"An example that comes to mind is a poster by the UK Conservative Party from the 1979 election campaign in the UK showing queues of people outside an employment office sign with words above saying 'Labour Isn't Working.' This poster and image struck a huge chord on the back of the period known as the 'winter of discontent' which had seen large numbers of strikes and rising unemployment. The image itself is fabricated but chimed into a feeling of disillusionment over the Labour government's handling of the crisis led by James Callaghan."
Australian Soldiers After Their Release From Japanese Captivity In Singapore, 1945
Remember That Photo Of The Construction Workers Having Lunch On A Unfinished New York Skyscraper? Well Here's The Photographer Charles Ebbets. 9/20/1932
Jefferies thinks the poster also played a part in Margaret Thatcher coming to power in 1979 and pointed out it has since been adapted and parodied by satirists and other political parties.
"The poster seems to have embedded itself into the collective public memory and it's really fascinating to think about how one simple image can have long-lasting effects and also be used as a representation of that period of history," Jefferies explained.
In 2012, during the United States Presidential Election, the Republican Party even used a variation of the poster, with the slogan 'Obama isn't working' instead of 'Labour isn't working.'
2,200-Year-Old Hellenistic Theatre In Laodicea, Southwestern Turkey, After Recent Excavation
Mailman Poses With His Heavy Load Of Christmas Mail And Parcels. Chicago, USA. 1929. Colorized
"With anything history-related, and I think this a good practice to have with most things, do check the source!" Jefferies said.
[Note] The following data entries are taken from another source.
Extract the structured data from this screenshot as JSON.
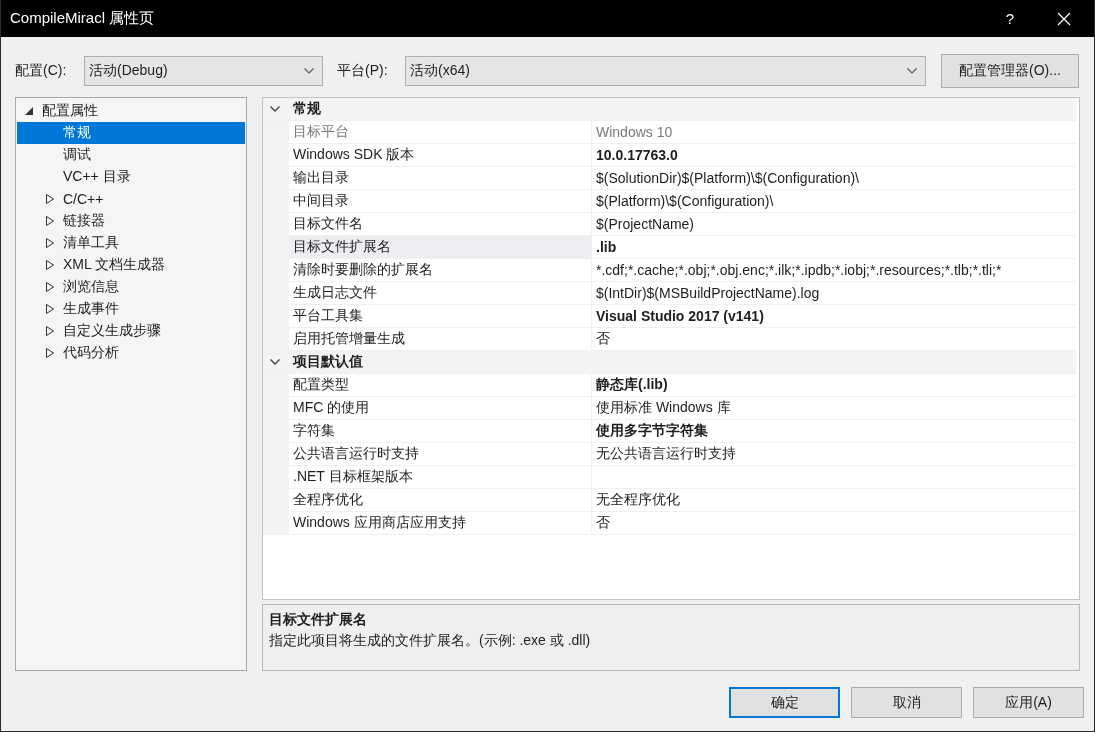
{
  "window": {
    "title": "CompileMiracl 属性页",
    "help": "?"
  },
  "toolbar": {
    "configuration": {
      "label": "配置(C):",
      "value": "活动(Debug)"
    },
    "platform": {
      "label": "平台(P):",
      "value": "活动(x64)"
    },
    "manager_button": "配置管理器(O)..."
  },
  "tree": [
    {
      "label": "配置属性",
      "kind": "group",
      "expanded": true,
      "selected": false,
      "children": [
        {
          "label": "常规",
          "kind": "leaf",
          "selected": true
        },
        {
          "label": "调试",
          "kind": "leaf",
          "selected": false
        },
        {
          "label": "VC++ 目录",
          "kind": "leaf",
          "selected": false
        },
        {
          "label": "C/C++",
          "kind": "group",
          "expanded": false,
          "selected": false
        },
        {
          "label": "链接器",
          "kind": "group",
          "expanded": false,
          "selected": false
        },
        {
          "label": "清单工具",
          "kind": "group",
          "expanded": false,
          "selected": false
        },
        {
          "label": "XML 文档生成器",
          "kind": "group",
          "expanded": false,
          "selected": false
        },
        {
          "label": "浏览信息",
          "kind": "group",
          "expanded": false,
          "selected": false
        },
        {
          "label": "生成事件",
          "kind": "group",
          "expanded": false,
          "selected": false
        },
        {
          "label": "自定义生成步骤",
          "kind": "group",
          "expanded": false,
          "selected": false
        },
        {
          "label": "代码分析",
          "kind": "group",
          "expanded": false,
          "selected": false
        }
      ]
    }
  ],
  "property_grid": {
    "categories": [
      {
        "name": "常规",
        "expanded": true,
        "properties": [
          {
            "name": "目标平台",
            "value": "Windows 10",
            "disabled": true,
            "modified": false,
            "selected": false
          },
          {
            "name": "Windows SDK 版本",
            "value": "10.0.17763.0",
            "disabled": false,
            "modified": true,
            "selected": false
          },
          {
            "name": "输出目录",
            "value": "$(SolutionDir)$(Platform)\\$(Configuration)\\",
            "disabled": false,
            "modified": false,
            "selected": false
          },
          {
            "name": "中间目录",
            "value": "$(Platform)\\$(Configuration)\\",
            "disabled": false,
            "modified": false,
            "selected": false
          },
          {
            "name": "目标文件名",
            "value": "$(ProjectName)",
            "disabled": false,
            "modified": false,
            "selected": false
          },
          {
            "name": "目标文件扩展名",
            "value": ".lib",
            "disabled": false,
            "modified": true,
            "selected": true
          },
          {
            "name": "清除时要删除的扩展名",
            "value": "*.cdf;*.cache;*.obj;*.obj.enc;*.ilk;*.ipdb;*.iobj;*.resources;*.tlb;*.tli;*",
            "disabled": false,
            "modified": false,
            "selected": false
          },
          {
            "name": "生成日志文件",
            "value": "$(IntDir)$(MSBuildProjectName).log",
            "disabled": false,
            "modified": false,
            "selected": false
          },
          {
            "name": "平台工具集",
            "value": "Visual Studio 2017 (v141)",
            "disabled": false,
            "modified": true,
            "selected": false
          },
          {
            "name": "启用托管增量生成",
            "value": "否",
            "disabled": false,
            "modified": false,
            "selected": false
          }
        ]
      },
      {
        "name": "项目默认值",
        "expanded": true,
        "properties": [
          {
            "name": "配置类型",
            "value": "静态库(.lib)",
            "disabled": false,
            "modified": true,
            "selected": false
          },
          {
            "name": "MFC 的使用",
            "value": "使用标准 Windows 库",
            "disabled": false,
            "modified": false,
            "selected": false
          },
          {
            "name": "字符集",
            "value": "使用多字节字符集",
            "disabled": false,
            "modified": true,
            "selected": false
          },
          {
            "name": "公共语言运行时支持",
            "value": "无公共语言运行时支持",
            "disabled": false,
            "modified": false,
            "selected": false
          },
          {
            "name": ".NET 目标框架版本",
            "disabled": false,
            "selected": false
          },
          {
            "name": "全程序优化",
            "value": "无全程序优化",
            "disabled": false,
            "modified": false,
            "selected": false
          },
          {
            "name": "Windows 应用商店应用支持",
            "value": "否",
            "disabled": false,
            "modified": false,
            "selected": false
          }
        ]
      }
    ]
  },
  "description": {
    "title": "目标文件扩展名",
    "text": "指定此项目将生成的文件扩展名。(示例: .exe 或 .dll)"
  },
  "buttons": [
    {
      "label": "确定",
      "default": true
    },
    {
      "label": "取消",
      "default": false
    },
    {
      "label": "应用(A)",
      "default": false
    }
  ]
}
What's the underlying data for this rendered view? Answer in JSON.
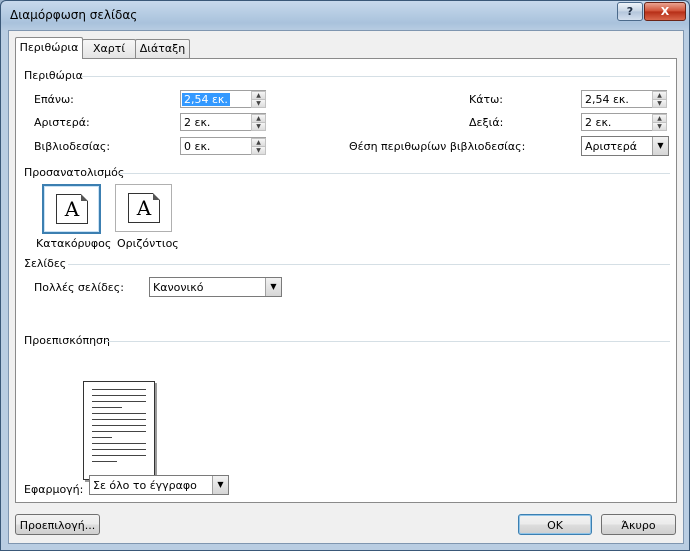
{
  "window": {
    "title": "Διαμόρφωση σελίδας",
    "help_label": "?",
    "close_label": "X"
  },
  "tabs": [
    {
      "label": "Περιθώρια",
      "active": true
    },
    {
      "label": "Χαρτί",
      "active": false
    },
    {
      "label": "Διάταξη",
      "active": false
    }
  ],
  "margins": {
    "group_label": "Περιθώρια",
    "top": {
      "label": "Επάνω:",
      "value": "2,54 εκ."
    },
    "bottom": {
      "label": "Κάτω:",
      "value": "2,54 εκ."
    },
    "left": {
      "label": "Αριστερά:",
      "value": "2 εκ."
    },
    "right": {
      "label": "Δεξιά:",
      "value": "2 εκ."
    },
    "gutter": {
      "label": "Βιβλιοδεσίας:",
      "value": "0 εκ."
    },
    "gutter_position": {
      "label": "Θέση περιθωρίων βιβλιοδεσίας:",
      "value": "Αριστερά"
    }
  },
  "orientation": {
    "group_label": "Προσανατολισμός",
    "icon_glyph": "A",
    "portrait": "Κατακόρυφος",
    "landscape": "Οριζόντιος",
    "selected": "portrait"
  },
  "pages": {
    "group_label": "Σελίδες",
    "multiple_label": "Πολλές σελίδες:",
    "multiple_value": "Κανονικό"
  },
  "preview": {
    "group_label": "Προεπισκόπηση"
  },
  "apply": {
    "label": "Εφαρμογή:",
    "value": "Σε όλο το έγγραφο"
  },
  "buttons": {
    "default": "Προεπιλογή...",
    "ok": "OK",
    "cancel": "Άκυρο"
  }
}
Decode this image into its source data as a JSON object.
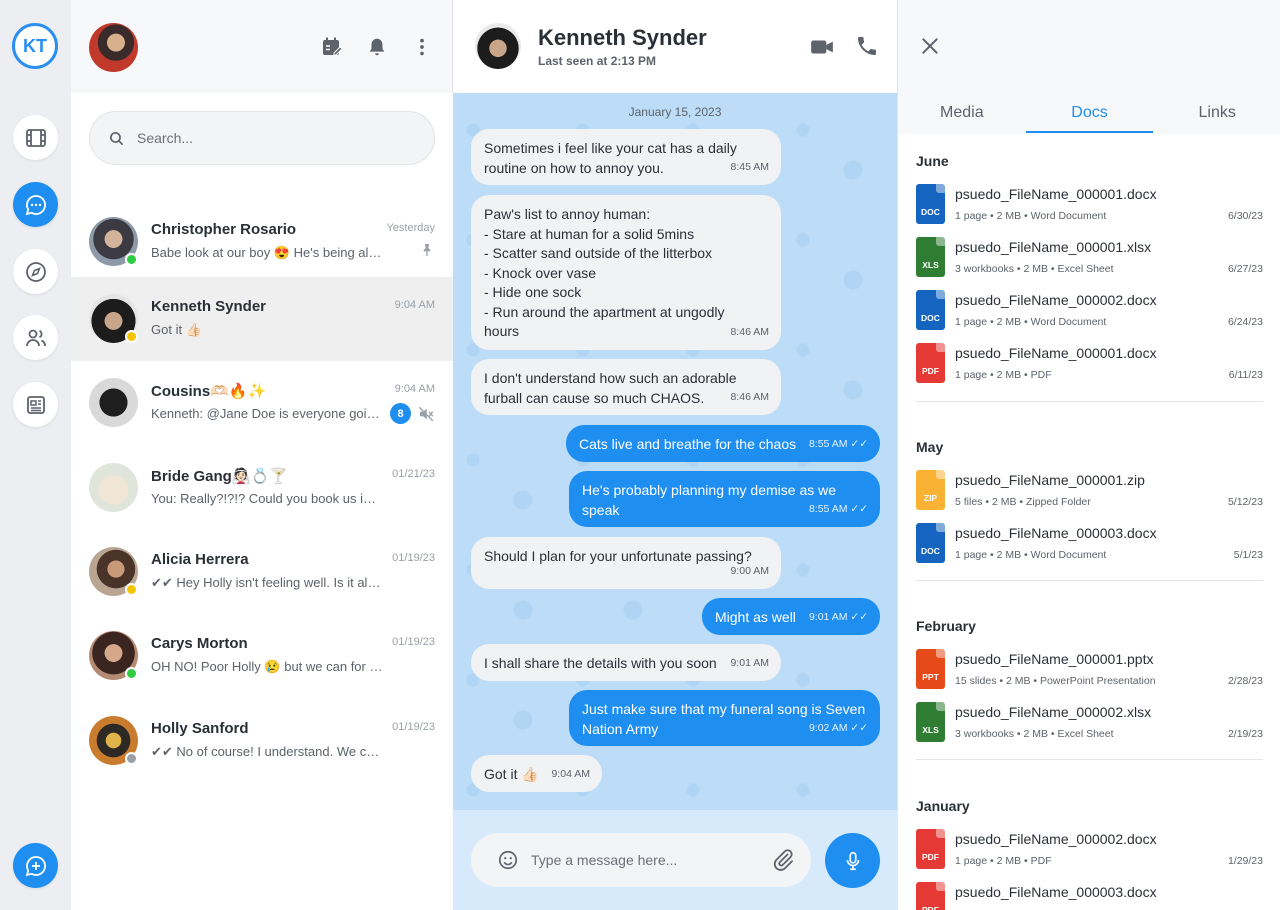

"All good and reputable accounts will refer to the catalog number of the archives, museum or such, about where something is taken from. We're in an age of photo editing software which is improving all the time but if a catalog number is provided, you can check the original content."
Children Cross The River Using Pulleys On Their Way To School, 1959, Italy
A Mother With Her Children, 1,800 Years Ago. Alexandria, Roman Egypt
Behind The Scenes Photos From The Making Of The First Godzilla Movie, 1954
The historian said sources such as the Imperial War Museum, National Archives, Time, etc. are well-known and reputable places.
"It's always good to get an idea of what is trustworthy, so ask around. Soon, you'll pick up how to look at images and what to look for. I'd definitely say checking its citing saying where it's come from with a catalog number is a good start. Of course, photographs have been manipulated since photography was invented, but experts can usually spot these fakes and this will be accounted for in catalogs. It's all part of the fun of research!"
May 1922: 78-Year-Old Robert T. Lincoln (Son Of Abraham Lincoln) Is Helped Up The Steps At The Dedication Of The Lincoln Memorial In Washington D.C
Mother Teaching Children Numbers And Alphabet In Home Of Sharecropper. Transylvania, Louisiana. Jan. 1939
Jefferies added that sometimes people can be put off by history, thinking it's just memorizing dates and spending an eternity in cold archives. But that's not necessarily the case. "In reality, it's about using a multitude of sources, such as images, to understand that the past is not so far away and that these people felt the same things we did," he explained.